Her daughter was waiting in the kitchen. Her eyes red. Obviously crying.
Great, she thought. Time to play the bad guy. Again. It was everything she could do to hold her own tears back. She’d taught herself as a teenager how to hold it in when she had to drive. Not being able to see the road, whether it was because of rain or snow or a busted headlight scared her more than anything. So it was either learn how to be scared, sad, angry, or heartbroken without crying for 20 minutes (10 hours once. Thanks to that asshole ex in Denver), or live with the fear. Her version of fearlessness was all about strategy, mitigation, and innovation. But this shit? A husband in jail and her daughter asking “Where’s Daddy?”
I mean, who wrote this country song?
She fought the waterworks back and said, “Honey. We’ve got to be careful with money right now. The Lawyer thinks we can get his bail down to something we can afford without going through a Bail Bondsman. I talked to your father and we agreed this would be for the best.
“You’re LEAVING him there?”
Your mom and friends can help prepare you for the heartbreak that comes when a boy picks someone else. But nobody prepares you when the child you gave birth to, fell head over heels in love with when you first realized you had morning sickness, turns out to be a daddy’s girl.
Especially when daddy is no longer the man you were also head over heels with, but is now a functional alcoholic who beats up local semi-celebrities.

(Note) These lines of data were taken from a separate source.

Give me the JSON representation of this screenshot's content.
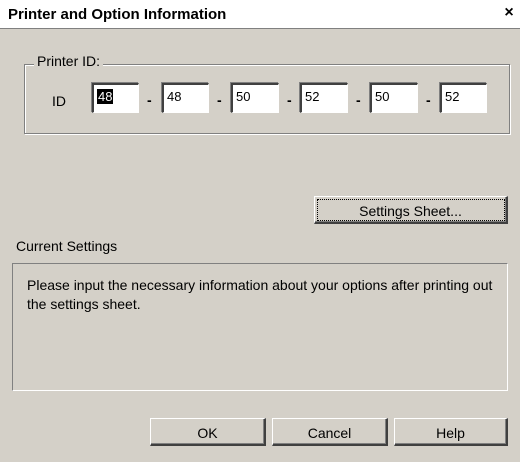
{
  "window": {
    "title": "Printer and Option Information",
    "close_label": "×"
  },
  "printer_id": {
    "group_label": "Printer ID:",
    "id_label": "ID",
    "fields": [
      "48",
      "48",
      "50",
      "52",
      "50",
      "52"
    ],
    "separator": "-"
  },
  "buttons": {
    "settings_sheet": "Settings Sheet...",
    "ok": "OK",
    "cancel": "Cancel",
    "help": "Help"
  },
  "current_settings": {
    "label": "Current Settings",
    "message": "Please input the necessary information about your options after printing out the settings sheet."
  }
}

“I don’t understand.” Yelling now. Wow, she was pissed.
“He’s safe, honey.” It hit her. He was safe. It would be fine. The asshole in the hummer would probably drop the charges after he felt like his point was made. The county jail had a from-the-future surveillance system. They kept the inmates in line. He was safe. But everything else? Not so safe anymore.
And so the second it came out as one giant bawl, the way her own mom used to cry. “He’s safe, honey.”
That wasn’t convincing.
“Then why are you crying? You left him in jail! You left him!”
Her daughter stormed out. Her own sobs became heaves. God, she felt lonely. So lonely.